▶ HOW TO COMPLETE THIS TASK: Establish how many lines below contain the string "inherently". Respond with that number alone.

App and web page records
═══

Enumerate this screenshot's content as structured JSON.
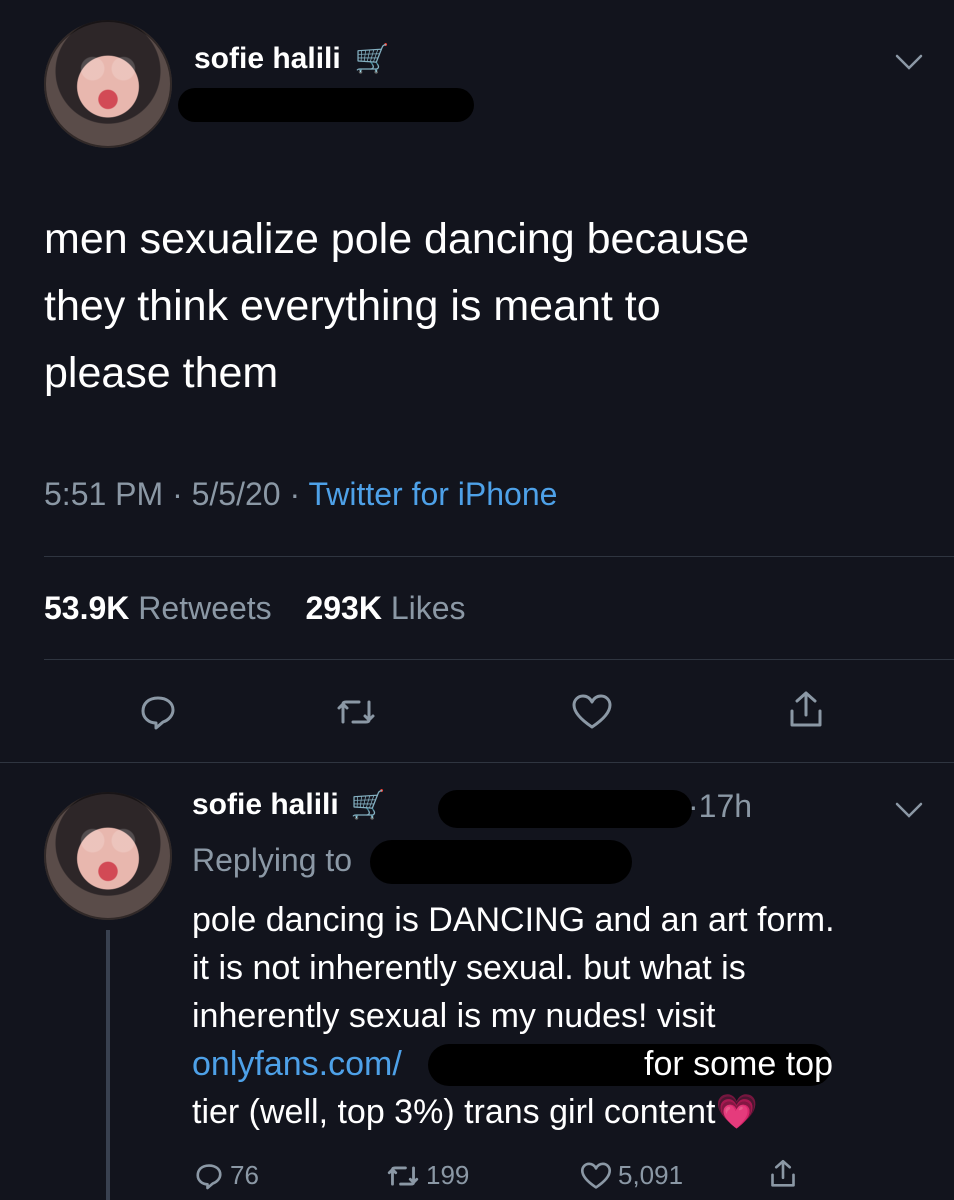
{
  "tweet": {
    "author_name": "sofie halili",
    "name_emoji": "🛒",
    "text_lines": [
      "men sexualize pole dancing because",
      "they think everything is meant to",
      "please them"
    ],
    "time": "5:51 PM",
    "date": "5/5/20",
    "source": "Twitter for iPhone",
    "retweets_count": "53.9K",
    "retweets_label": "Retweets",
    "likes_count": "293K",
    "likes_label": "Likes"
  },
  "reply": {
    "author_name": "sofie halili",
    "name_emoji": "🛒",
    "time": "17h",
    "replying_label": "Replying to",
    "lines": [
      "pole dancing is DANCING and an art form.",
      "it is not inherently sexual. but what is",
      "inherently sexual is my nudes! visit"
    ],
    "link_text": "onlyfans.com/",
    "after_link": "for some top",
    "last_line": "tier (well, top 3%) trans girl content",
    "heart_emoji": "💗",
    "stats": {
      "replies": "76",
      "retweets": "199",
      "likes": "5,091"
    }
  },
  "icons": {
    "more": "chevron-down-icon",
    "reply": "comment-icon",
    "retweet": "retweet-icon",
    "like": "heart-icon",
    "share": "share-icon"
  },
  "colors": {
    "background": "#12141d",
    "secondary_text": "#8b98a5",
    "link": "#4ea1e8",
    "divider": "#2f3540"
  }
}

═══

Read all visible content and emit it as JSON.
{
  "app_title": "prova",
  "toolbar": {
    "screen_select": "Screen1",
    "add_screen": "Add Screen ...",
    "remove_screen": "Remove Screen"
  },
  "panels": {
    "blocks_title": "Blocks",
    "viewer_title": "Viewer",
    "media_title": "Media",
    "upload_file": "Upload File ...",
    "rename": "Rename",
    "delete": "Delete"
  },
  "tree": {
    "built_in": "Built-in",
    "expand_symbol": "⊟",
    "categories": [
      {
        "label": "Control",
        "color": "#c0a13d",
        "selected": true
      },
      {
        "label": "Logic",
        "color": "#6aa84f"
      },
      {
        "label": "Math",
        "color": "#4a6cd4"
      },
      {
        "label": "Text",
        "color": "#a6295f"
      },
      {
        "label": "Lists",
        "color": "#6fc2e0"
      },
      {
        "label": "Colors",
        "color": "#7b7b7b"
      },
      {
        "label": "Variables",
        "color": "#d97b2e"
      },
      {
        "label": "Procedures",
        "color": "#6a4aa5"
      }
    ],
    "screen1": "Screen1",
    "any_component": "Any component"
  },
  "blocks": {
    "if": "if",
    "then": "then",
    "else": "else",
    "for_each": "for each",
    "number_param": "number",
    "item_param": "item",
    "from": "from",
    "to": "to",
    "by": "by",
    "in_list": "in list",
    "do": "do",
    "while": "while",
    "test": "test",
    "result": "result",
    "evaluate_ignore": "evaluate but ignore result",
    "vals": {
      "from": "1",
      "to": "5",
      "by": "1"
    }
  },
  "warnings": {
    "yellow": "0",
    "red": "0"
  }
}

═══

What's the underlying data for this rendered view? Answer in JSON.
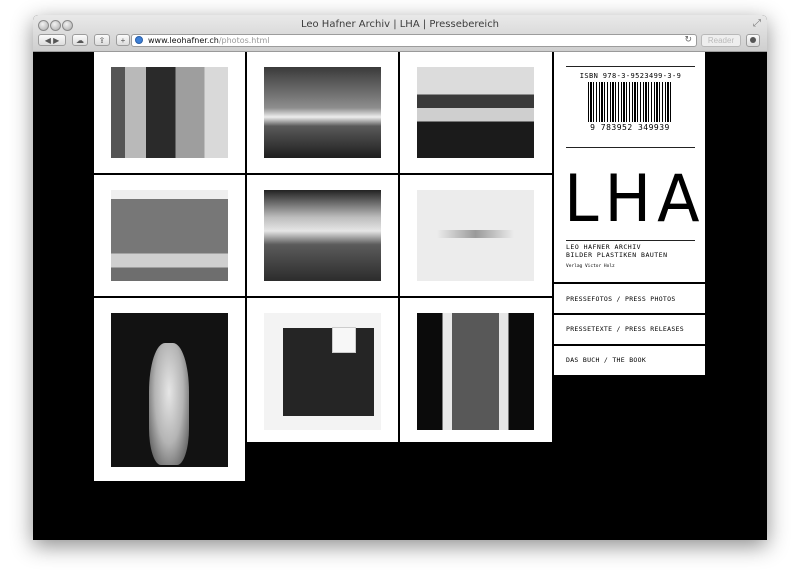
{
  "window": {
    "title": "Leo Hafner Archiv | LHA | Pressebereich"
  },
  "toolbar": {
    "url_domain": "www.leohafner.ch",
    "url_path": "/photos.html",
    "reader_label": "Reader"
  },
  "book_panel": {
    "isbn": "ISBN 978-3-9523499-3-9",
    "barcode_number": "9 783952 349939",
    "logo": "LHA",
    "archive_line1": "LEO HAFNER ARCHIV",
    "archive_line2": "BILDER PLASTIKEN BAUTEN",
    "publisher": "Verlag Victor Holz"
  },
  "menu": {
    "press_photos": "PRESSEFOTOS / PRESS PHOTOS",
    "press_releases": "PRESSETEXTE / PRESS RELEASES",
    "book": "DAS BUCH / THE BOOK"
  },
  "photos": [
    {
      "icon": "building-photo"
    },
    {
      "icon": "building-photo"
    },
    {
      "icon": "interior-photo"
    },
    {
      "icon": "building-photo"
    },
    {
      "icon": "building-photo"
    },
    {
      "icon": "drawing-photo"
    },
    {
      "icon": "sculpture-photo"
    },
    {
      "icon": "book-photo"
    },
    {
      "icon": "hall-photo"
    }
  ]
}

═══

▶ TASK ANSWER: 2